While these issues are well-known and many experts work to tackle them, certain human actions are setting us back. For instance, the Great Barrier Reef has suffered a number of bleaching events.

Additionally, while members of the public and private sector alike have tried to reduce ocean pollution, reportedly “more than 8 million tons of plastic are dumped in our oceans every year.”

EarthX founder shares the ethos behind his team’s 2020 event

EarthX founder Trammell S. Crow

Sure, you could read about ocean conservation from digital sources and learn a small handful of ocean conservation statistics. But EarthX founder Trammell Crow‘s philosophy is that there’s no better way to encourage conversation than to bring a variety of perspectives together through an event.

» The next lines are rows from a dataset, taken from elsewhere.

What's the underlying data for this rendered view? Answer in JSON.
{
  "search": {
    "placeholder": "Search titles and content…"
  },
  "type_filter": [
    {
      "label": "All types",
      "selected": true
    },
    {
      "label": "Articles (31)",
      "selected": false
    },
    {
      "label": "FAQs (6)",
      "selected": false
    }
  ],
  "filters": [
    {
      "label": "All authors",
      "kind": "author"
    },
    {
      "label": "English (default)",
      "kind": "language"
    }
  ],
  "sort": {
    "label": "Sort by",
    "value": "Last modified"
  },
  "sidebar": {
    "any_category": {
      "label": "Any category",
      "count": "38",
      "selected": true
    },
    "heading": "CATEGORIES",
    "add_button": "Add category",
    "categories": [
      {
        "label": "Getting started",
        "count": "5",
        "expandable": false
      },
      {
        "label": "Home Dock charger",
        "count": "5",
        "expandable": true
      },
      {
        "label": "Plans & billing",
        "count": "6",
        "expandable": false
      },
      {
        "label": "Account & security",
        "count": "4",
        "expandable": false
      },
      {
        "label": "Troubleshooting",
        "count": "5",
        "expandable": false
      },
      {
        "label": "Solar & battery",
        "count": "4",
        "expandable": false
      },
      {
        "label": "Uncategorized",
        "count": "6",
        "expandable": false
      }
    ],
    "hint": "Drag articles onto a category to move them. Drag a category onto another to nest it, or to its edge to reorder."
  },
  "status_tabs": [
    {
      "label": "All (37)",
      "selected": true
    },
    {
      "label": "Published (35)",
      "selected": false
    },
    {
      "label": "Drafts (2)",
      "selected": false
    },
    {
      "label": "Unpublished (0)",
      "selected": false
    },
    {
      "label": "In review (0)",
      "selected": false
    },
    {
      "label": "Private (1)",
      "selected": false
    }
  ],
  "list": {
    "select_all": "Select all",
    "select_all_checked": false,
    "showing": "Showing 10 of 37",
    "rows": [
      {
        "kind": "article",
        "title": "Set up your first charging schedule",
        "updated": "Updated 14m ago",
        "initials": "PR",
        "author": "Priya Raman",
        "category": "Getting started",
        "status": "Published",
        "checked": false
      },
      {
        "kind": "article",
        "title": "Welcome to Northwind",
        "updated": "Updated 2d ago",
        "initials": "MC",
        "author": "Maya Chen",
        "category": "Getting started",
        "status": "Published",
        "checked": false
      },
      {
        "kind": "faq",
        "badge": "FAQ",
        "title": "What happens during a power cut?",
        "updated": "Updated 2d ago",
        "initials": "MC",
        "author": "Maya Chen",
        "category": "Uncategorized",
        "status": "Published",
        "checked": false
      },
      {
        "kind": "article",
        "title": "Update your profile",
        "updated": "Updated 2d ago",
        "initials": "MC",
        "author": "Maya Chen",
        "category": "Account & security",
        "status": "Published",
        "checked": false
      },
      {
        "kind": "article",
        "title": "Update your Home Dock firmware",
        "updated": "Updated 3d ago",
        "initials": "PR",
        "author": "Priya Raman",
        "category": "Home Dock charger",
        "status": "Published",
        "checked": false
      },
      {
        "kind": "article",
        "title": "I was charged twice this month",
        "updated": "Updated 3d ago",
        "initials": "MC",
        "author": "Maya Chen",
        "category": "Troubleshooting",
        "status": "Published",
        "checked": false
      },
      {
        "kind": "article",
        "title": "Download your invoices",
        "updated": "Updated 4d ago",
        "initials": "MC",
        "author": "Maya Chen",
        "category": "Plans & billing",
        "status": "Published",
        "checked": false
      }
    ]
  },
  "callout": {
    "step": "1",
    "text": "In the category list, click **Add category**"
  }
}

And as a former businessman, he knows that collaborating with aligned organizations can be crucial.

“EarthX and EarthxFilm have worked with many people with the National Geographic Society in years past most notably Sylvia Earle. We were pleased to partner with them on Ocean’s week and other events in 2020,” Crow tells me in an email.

“This year’s conferences included many sources and people from National Geographic Society all working for a positive result in furthering our actions.”

A documentarian’s role in fostering effective ocean conservation

Aside from bringing people together to discuss ocean conservation challenges, the media also plays a big role in building awareness. While various media formats share information about ocean conservation, documentaries often offer a more personal story.

And that’s no exception for Fabien Cousteau, whose grandfather Jacques-Yves Cousteau inspired him early-on.

“The best education comes from those who have built the knowledge and wisdom before us. I had the unique opportunity to learn so much being in the field with pioneers such as my grandparents and those who were part of the crew of Calypso and Alcyone,” he tells me in an email.

“The most valuable fundamental lesson I learned growing up: Ocean is life. No ocean, no life. No healthy ocean, no healthy future,” he adds.

A simple but important message indeed. But it’s one that motivated Cousteau greatly to pursue ocean conservation and documentary filmmaking. Today, he uses them in tandem to make sure everyone knows it should be a priority.